Aim of the task ->
Pictures must be kept out of the copy. Every entry is to be duplicated exactly.

Entries supplied ->

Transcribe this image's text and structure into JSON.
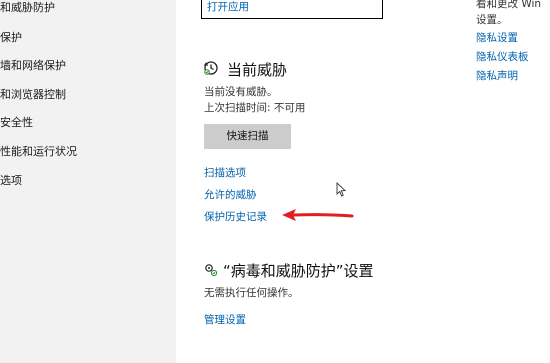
{
  "sidebar": {
    "items": [
      {
        "label": "和威胁防护"
      },
      {
        "label": "保护"
      },
      {
        "label": "墙和网络保护"
      },
      {
        "label": "和浏览器控制"
      },
      {
        "label": "安全性"
      },
      {
        "label": "性能和运行状况"
      },
      {
        "label": "选项"
      }
    ]
  },
  "main": {
    "open_app_link": "打开应用",
    "threats": {
      "title": "当前威胁",
      "status": "当前没有威胁。",
      "last_scan": "上次扫描时间: 不可用",
      "quick_scan_button": "快速扫描",
      "links": [
        "扫描选项",
        "允许的威胁",
        "保护历史记录"
      ]
    },
    "settings": {
      "title": "“病毒和威胁防护”设置",
      "status": "无需执行任何操作。",
      "manage_link": "管理设置"
    }
  },
  "right_panel": {
    "line1": "看和更改 Win",
    "line2": "设置。",
    "links": [
      "隐私设置",
      "隐私仪表板",
      "隐私声明"
    ]
  },
  "colors": {
    "link": "#0063b1",
    "sidebar_bg": "#f2f2f2",
    "button_bg": "#cccccc",
    "annotation_arrow": "#e02020"
  }
}
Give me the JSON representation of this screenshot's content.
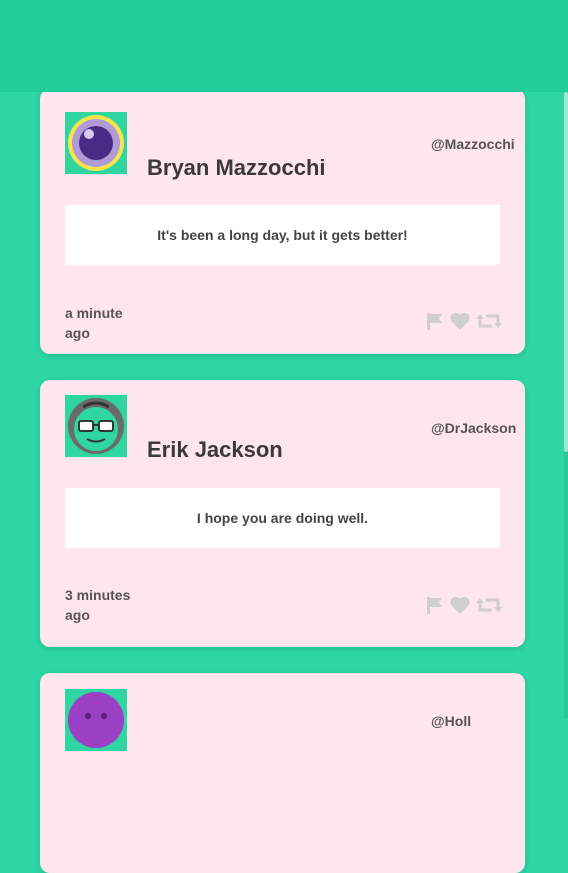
{
  "feed": {
    "posts": [
      {
        "name": "Bryan Mazzocchi",
        "handle": "@Mazzocchi",
        "message": "It's been a long day, but it gets better!",
        "time": "a minute ago",
        "avatar_icon": "purple-eye-face-icon"
      },
      {
        "name": "Erik Jackson",
        "handle": "@DrJackson",
        "message": "I hope you are doing well.",
        "time": "3 minutes ago",
        "avatar_icon": "glasses-face-icon"
      },
      {
        "name": "",
        "handle": "@Holl",
        "message": "",
        "time": "",
        "avatar_icon": "purple-face-icon"
      }
    ]
  },
  "colors": {
    "background": "#2dd6a3",
    "header": "#22cc96",
    "card": "#ffe6ee",
    "icon": "#cfcfcf"
  },
  "icons": {
    "flag": "flag-icon",
    "like": "heart-icon",
    "retweet": "retweet-icon"
  }
}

Exercise output ->
Transcribe this image's text and structure into JSON.
{
  "sidebar": {
    "items": [
      {
        "label": "和威胁防护"
      },
      {
        "label": "保护"
      },
      {
        "label": "墙和网络保护"
      },
      {
        "label": "和浏览器控制"
      },
      {
        "label": "安全性"
      },
      {
        "label": "性能和运行状况"
      },
      {
        "label": "选项"
      }
    ]
  },
  "main": {
    "open_app_link": "打开应用",
    "threats": {
      "title": "当前威胁",
      "status": "当前没有威胁。",
      "last_scan": "上次扫描时间: 不可用",
      "quick_scan_button": "快速扫描",
      "links": [
        "扫描选项",
        "允许的威胁",
        "保护历史记录"
      ]
    },
    "settings": {
      "title": "“病毒和威胁防护”设置",
      "status": "无需执行任何操作。",
      "manage_link": "管理设置"
    }
  },
  "right_panel": {
    "line1": "看和更改 Win",
    "line2": "设置。",
    "links": [
      "隐私设置",
      "隐私仪表板",
      "隐私声明"
    ]
  },
  "colors": {
    "link": "#0063b1",
    "sidebar_bg": "#f2f2f2",
    "button_bg": "#cccccc",
    "annotation_arrow": "#e02020"
  }
}
Give me the JSON representation of this screenshot's content.
{
  "feed": {
    "posts": [
      {
        "name": "Bryan Mazzocchi",
        "handle": "@Mazzocchi",
        "message": "It's been a long day, but it gets better!",
        "time": "a minute ago",
        "avatar_icon": "purple-eye-face-icon"
      },
      {
        "name": "Erik Jackson",
        "handle": "@DrJackson",
        "message": "I hope you are doing well.",
        "time": "3 minutes ago",
        "avatar_icon": "glasses-face-icon"
      },
      {
        "name": "",
        "handle": "@Holl",
        "message": "",
        "time": "",
        "avatar_icon": "purple-face-icon"
      }
    ]
  },
  "colors": {
    "background": "#2dd6a3",
    "header": "#22cc96",
    "card": "#ffe6ee",
    "icon": "#cfcfcf"
  },
  "icons": {
    "flag": "flag-icon",
    "like": "heart-icon",
    "retweet": "retweet-icon"
  }
}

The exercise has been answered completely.